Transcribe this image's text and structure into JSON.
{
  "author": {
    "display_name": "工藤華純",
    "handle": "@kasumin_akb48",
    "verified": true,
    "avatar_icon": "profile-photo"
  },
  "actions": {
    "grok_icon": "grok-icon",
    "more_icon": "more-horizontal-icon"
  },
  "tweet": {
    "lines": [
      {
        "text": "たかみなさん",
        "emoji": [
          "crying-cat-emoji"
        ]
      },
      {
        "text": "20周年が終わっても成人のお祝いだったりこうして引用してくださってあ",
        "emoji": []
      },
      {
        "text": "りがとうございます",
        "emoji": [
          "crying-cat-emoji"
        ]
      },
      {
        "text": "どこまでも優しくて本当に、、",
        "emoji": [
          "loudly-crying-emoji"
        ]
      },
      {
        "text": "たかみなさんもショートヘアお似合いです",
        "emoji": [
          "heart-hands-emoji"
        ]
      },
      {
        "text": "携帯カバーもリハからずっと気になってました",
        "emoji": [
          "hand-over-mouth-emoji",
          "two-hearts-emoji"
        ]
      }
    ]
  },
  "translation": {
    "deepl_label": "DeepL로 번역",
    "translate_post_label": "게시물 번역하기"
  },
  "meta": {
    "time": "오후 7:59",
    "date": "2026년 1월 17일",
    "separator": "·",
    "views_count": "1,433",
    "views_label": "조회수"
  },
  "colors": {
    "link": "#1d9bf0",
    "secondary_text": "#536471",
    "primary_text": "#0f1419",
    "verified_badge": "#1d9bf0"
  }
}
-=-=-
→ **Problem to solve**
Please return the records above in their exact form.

→ **Response to this exercise**
Transcribe this image's text and structure into JSON.
{
  "author": {
    "display_name": "工藤華純",
    "handle": "@kasumin_akb48",
    "verified": true,
    "avatar_icon": "profile-photo"
  },
  "actions": {
    "grok_icon": "grok-icon",
    "more_icon": "more-horizontal-icon"
  },
  "tweet": {
    "lines": [
      {
        "text": "たかみなさん",
        "emoji": [
          "crying-cat-emoji"
        ]
      },
      {
        "text": "20周年が終わっても成人のお祝いだったりこうして引用してくださってあ",
        "emoji": []
      },
      {
        "text": "りがとうございます",
        "emoji": [
          "crying-cat-emoji"
        ]
      },
      {
        "text": "どこまでも優しくて本当に、、",
        "emoji": [
          "loudly-crying-emoji"
        ]
      },
      {
        "text": "たかみなさんもショートヘアお似合いです",
        "emoji": [
          "heart-hands-emoji"
        ]
      },
      {
        "text": "携帯カバーもリハからずっと気になってました",
        "emoji": [
          "hand-over-mouth-emoji",
          "two-hearts-emoji"
        ]
      }
    ]
  },
  "translation": {
    "deepl_label": "DeepL로 번역",
    "translate_post_label": "게시물 번역하기"
  },
  "meta": {
    "time": "오후 7:59",
    "date": "2026년 1월 17일",
    "separator": "·",
    "views_count": "1,433",
    "views_label": "조회수"
  },
  "colors": {
    "link": "#1d9bf0",
    "secondary_text": "#536471",
    "primary_text": "#0f1419",
    "verified_badge": "#1d9bf0"
  }
}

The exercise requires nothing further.